Work instructions: Each entry needs to be repeated exactly, with nothing added or removed.

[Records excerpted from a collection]
::::::::

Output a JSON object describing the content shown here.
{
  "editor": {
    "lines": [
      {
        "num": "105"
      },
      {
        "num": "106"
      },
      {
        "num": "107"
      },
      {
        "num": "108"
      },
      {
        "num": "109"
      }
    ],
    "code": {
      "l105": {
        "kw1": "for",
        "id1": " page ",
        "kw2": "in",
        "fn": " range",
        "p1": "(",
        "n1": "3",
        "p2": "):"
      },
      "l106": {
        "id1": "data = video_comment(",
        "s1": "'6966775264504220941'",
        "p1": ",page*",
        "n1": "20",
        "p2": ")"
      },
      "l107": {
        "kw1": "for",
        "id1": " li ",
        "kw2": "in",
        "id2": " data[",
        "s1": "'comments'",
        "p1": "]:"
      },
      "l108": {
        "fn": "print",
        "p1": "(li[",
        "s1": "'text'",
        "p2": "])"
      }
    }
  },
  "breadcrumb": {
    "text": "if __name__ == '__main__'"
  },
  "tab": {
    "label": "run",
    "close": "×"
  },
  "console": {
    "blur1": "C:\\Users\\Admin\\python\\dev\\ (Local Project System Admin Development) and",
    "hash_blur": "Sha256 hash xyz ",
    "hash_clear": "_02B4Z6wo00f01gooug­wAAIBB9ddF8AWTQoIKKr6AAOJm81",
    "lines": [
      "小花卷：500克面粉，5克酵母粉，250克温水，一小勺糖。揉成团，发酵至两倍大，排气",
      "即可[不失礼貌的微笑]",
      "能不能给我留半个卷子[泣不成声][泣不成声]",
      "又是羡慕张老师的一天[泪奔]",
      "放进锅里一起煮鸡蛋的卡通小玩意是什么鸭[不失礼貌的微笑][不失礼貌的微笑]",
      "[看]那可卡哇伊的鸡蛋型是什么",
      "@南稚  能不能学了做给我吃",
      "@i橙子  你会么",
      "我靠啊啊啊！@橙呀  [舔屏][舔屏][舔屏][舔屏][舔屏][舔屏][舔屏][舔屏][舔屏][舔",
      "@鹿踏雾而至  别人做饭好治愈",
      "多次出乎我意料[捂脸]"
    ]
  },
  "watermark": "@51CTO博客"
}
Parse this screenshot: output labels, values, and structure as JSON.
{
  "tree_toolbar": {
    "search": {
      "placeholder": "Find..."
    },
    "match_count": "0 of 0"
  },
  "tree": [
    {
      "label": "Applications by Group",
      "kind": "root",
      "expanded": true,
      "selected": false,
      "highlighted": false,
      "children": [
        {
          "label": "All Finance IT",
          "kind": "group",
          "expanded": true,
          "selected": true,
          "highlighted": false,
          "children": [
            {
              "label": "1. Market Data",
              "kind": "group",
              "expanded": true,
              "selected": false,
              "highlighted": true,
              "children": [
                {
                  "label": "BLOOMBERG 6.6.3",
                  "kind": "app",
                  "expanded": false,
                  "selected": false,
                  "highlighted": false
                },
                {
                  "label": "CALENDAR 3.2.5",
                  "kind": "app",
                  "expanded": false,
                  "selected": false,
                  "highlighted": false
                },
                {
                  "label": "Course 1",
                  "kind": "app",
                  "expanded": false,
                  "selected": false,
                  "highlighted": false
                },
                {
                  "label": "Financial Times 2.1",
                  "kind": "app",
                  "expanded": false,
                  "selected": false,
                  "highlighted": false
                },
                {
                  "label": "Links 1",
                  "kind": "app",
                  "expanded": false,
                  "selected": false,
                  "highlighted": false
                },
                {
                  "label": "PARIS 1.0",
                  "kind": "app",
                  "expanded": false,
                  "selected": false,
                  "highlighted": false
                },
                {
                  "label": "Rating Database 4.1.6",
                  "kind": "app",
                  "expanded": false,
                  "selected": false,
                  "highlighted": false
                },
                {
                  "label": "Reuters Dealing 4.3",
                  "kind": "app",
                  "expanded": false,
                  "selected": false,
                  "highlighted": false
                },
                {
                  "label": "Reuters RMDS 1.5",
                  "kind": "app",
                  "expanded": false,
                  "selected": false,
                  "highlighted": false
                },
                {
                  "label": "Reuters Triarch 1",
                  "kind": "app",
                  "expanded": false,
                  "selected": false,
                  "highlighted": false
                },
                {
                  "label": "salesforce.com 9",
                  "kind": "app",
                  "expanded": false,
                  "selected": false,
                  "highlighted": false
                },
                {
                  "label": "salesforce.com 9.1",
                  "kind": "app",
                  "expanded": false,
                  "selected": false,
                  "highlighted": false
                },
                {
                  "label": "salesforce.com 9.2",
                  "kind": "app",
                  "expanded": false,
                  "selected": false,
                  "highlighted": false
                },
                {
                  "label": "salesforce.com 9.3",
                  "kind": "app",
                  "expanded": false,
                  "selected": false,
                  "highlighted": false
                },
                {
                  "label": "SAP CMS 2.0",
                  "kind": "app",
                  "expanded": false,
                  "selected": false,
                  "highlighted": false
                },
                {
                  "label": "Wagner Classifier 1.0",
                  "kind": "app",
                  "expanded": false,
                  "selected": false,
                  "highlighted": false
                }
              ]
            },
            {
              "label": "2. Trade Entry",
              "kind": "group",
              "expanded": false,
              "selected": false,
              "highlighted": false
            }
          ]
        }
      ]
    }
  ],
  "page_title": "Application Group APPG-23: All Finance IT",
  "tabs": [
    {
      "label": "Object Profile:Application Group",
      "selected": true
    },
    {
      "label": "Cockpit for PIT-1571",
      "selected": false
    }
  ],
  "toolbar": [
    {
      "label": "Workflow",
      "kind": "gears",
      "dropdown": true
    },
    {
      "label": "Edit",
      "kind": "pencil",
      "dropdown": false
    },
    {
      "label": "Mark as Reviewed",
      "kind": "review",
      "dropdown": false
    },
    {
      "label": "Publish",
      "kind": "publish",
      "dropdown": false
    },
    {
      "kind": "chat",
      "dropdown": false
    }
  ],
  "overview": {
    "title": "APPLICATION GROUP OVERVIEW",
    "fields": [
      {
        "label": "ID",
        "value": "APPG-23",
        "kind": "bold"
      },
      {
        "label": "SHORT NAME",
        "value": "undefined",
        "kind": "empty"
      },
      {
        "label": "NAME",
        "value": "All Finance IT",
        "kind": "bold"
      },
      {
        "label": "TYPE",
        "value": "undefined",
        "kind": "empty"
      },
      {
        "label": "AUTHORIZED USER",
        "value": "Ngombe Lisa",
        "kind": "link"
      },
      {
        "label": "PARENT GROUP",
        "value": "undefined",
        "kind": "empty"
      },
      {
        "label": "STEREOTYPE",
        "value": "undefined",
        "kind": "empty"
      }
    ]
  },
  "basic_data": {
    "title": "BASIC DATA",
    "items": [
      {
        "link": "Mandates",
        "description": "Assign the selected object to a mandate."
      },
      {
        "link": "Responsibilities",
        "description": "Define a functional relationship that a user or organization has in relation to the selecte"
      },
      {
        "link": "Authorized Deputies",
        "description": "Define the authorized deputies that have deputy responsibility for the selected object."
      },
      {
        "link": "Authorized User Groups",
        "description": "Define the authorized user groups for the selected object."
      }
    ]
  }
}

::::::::

Written answer:
Output a JSON object describing the content shown here.
{
  "editor": {
    "lines": [
      {
        "num": "105"
      },
      {
        "num": "106"
      },
      {
        "num": "107"
      },
      {
        "num": "108"
      },
      {
        "num": "109"
      }
    ],
    "code": {
      "l105": {
        "kw1": "for",
        "id1": " page ",
        "kw2": "in",
        "fn": " range",
        "p1": "(",
        "n1": "3",
        "p2": "):"
      },
      "l106": {
        "id1": "data = video_comment(",
        "s1": "'6966775264504220941'",
        "p1": ",page*",
        "n1": "20",
        "p2": ")"
      },
      "l107": {
        "kw1": "for",
        "id1": " li ",
        "kw2": "in",
        "id2": " data[",
        "s1": "'comments'",
        "p1": "]:"
      },
      "l108": {
        "fn": "print",
        "p1": "(li[",
        "s1": "'text'",
        "p2": "])"
      }
    }
  },
  "breadcrumb": {
    "text": "if __name__ == '__main__'"
  },
  "tab": {
    "label": "run",
    "close": "×"
  },
  "console": {
    "blur1": "C:\\Users\\Admin\\python\\dev\\ (Local Project System Admin Development) and",
    "hash_blur": "Sha256 hash xyz ",
    "hash_clear": "_02B4Z6wo00f01gooug­wAAIBB9ddF8AWTQoIKKr6AAOJm81",
    "lines": [
      "小花卷：500克面粉，5克酵母粉，250克温水，一小勺糖。揉成团，发酵至两倍大，排气",
      "即可[不失礼貌的微笑]",
      "能不能给我留半个卷子[泣不成声][泣不成声]",
      "又是羡慕张老师的一天[泪奔]",
      "放进锅里一起煮鸡蛋的卡通小玩意是什么鸭[不失礼貌的微笑][不失礼貌的微笑]",
      "[看]那可卡哇伊的鸡蛋型是什么",
      "@南稚  能不能学了做给我吃",
      "@i橙子  你会么",
      "我靠啊啊啊！@橙呀  [舔屏][舔屏][舔屏][舔屏][舔屏][舔屏][舔屏][舔屏][舔屏][舔",
      "@鹿踏雾而至  别人做饭好治愈",
      "多次出乎我意料[捂脸]"
    ]
  },
  "watermark": "@51CTO博客"
}
Parse this screenshot: output labels, values, and structure as JSON.
{
  "tree_toolbar": {
    "search": {
      "placeholder": "Find..."
    },
    "match_count": "0 of 0"
  },
  "tree": [
    {
      "label": "Applications by Group",
      "kind": "root",
      "expanded": true,
      "selected": false,
      "highlighted": false,
      "children": [
        {
          "label": "All Finance IT",
          "kind": "group",
          "expanded": true,
          "selected": true,
          "highlighted": false,
          "children": [
            {
              "label": "1. Market Data",
              "kind": "group",
              "expanded": true,
              "selected": false,
              "highlighted": true,
              "children": [
                {
                  "label": "BLOOMBERG 6.6.3",
                  "kind": "app",
                  "expanded": false,
                  "selected": false,
                  "highlighted": false
                },
                {
                  "label": "CALENDAR 3.2.5",
                  "kind": "app",
                  "expanded": false,
                  "selected": false,
                  "highlighted": false
                },
                {
                  "label": "Course 1",
                  "kind": "app",
                  "expanded": false,
                  "selected": false,
                  "highlighted": false
                },
                {
                  "label": "Financial Times 2.1",
                  "kind": "app",
                  "expanded": false,
                  "selected": false,
                  "highlighted": false
                },
                {
                  "label": "Links 1",
                  "kind": "app",
                  "expanded": false,
                  "selected": false,
                  "highlighted": false
                },
                {
                  "label": "PARIS 1.0",
                  "kind": "app",
                  "expanded": false,
                  "selected": false,
                  "highlighted": false
                },
                {
                  "label": "Rating Database 4.1.6",
                  "kind": "app",
                  "expanded": false,
                  "selected": false,
                  "highlighted": false
                },
                {
                  "label": "Reuters Dealing 4.3",
                  "kind": "app",
                  "expanded": false,
                  "selected": false,
                  "highlighted": false
                },
                {
                  "label": "Reuters RMDS 1.5",
                  "kind": "app",
                  "expanded": false,
                  "selected": false,
                  "highlighted": false
                },
                {
                  "label": "Reuters Triarch 1",
                  "kind": "app",
                  "expanded": false,
                  "selected": false,
                  "highlighted": false
                },
                {
                  "label": "salesforce.com 9",
                  "kind": "app",
                  "expanded": false,
                  "selected": false,
                  "highlighted": false
                },
                {
                  "label": "salesforce.com 9.1",
                  "kind": "app",
                  "expanded": false,
                  "selected": false,
                  "highlighted": false
                },
                {
                  "label": "salesforce.com 9.2",
                  "kind": "app",
                  "expanded": false,
                  "selected": false,
                  "highlighted": false
                },
                {
                  "label": "salesforce.com 9.3",
                  "kind": "app",
                  "expanded": false,
                  "selected": false,
                  "highlighted": false
                },
                {
                  "label": "SAP CMS 2.0",
                  "kind": "app",
                  "expanded": false,
                  "selected": false,
                  "highlighted": false
                },
                {
                  "label": "Wagner Classifier 1.0",
                  "kind": "app",
                  "expanded": false,
                  "selected": false,
                  "highlighted": false
                }
              ]
            },
            {
              "label": "2. Trade Entry",
              "kind": "group",
              "expanded": false,
              "selected": false,
              "highlighted": false
            }
          ]
        }
      ]
    }
  ],
  "page_title": "Application Group APPG-23: All Finance IT",
  "tabs": [
    {
      "label": "Object Profile:Application Group",
      "selected": true
    },
    {
      "label": "Cockpit for PIT-1571",
      "selected": false
    }
  ],
  "toolbar": [
    {
      "label": "Workflow",
      "kind": "gears",
      "dropdown": true
    },
    {
      "label": "Edit",
      "kind": "pencil",
      "dropdown": false
    },
    {
      "label": "Mark as Reviewed",
      "kind": "review",
      "dropdown": false
    },
    {
      "label": "Publish",
      "kind": "publish",
      "dropdown": false
    },
    {
      "kind": "chat",
      "dropdown": false
    }
  ],
  "overview": {
    "title": "APPLICATION GROUP OVERVIEW",
    "fields": [
      {
        "label": "ID",
        "value": "APPG-23",
        "kind": "bold"
      },
      {
        "label": "SHORT NAME",
        "value": "undefined",
        "kind": "empty"
      },
      {
        "label": "NAME",
        "value": "All Finance IT",
        "kind": "bold"
      },
      {
        "label": "TYPE",
        "value": "undefined",
        "kind": "empty"
      },
      {
        "label": "AUTHORIZED USER",
        "value": "Ngombe Lisa",
        "kind": "link"
      },
      {
        "label": "PARENT GROUP",
        "value": "undefined",
        "kind": "empty"
      },
      {
        "label": "STEREOTYPE",
        "value": "undefined",
        "kind": "empty"
      }
    ]
  },
  "basic_data": {
    "title": "BASIC DATA",
    "items": [
      {
        "link": "Mandates",
        "description": "Assign the selected object to a mandate."
      },
      {
        "link": "Responsibilities",
        "description": "Define a functional relationship that a user or organization has in relation to the selecte"
      },
      {
        "link": "Authorized Deputies",
        "description": "Define the authorized deputies that have deputy responsibility for the selected object."
      },
      {
        "link": "Authorized User Groups",
        "description": "Define the authorized user groups for the selected object."
      }
    ]
  }
}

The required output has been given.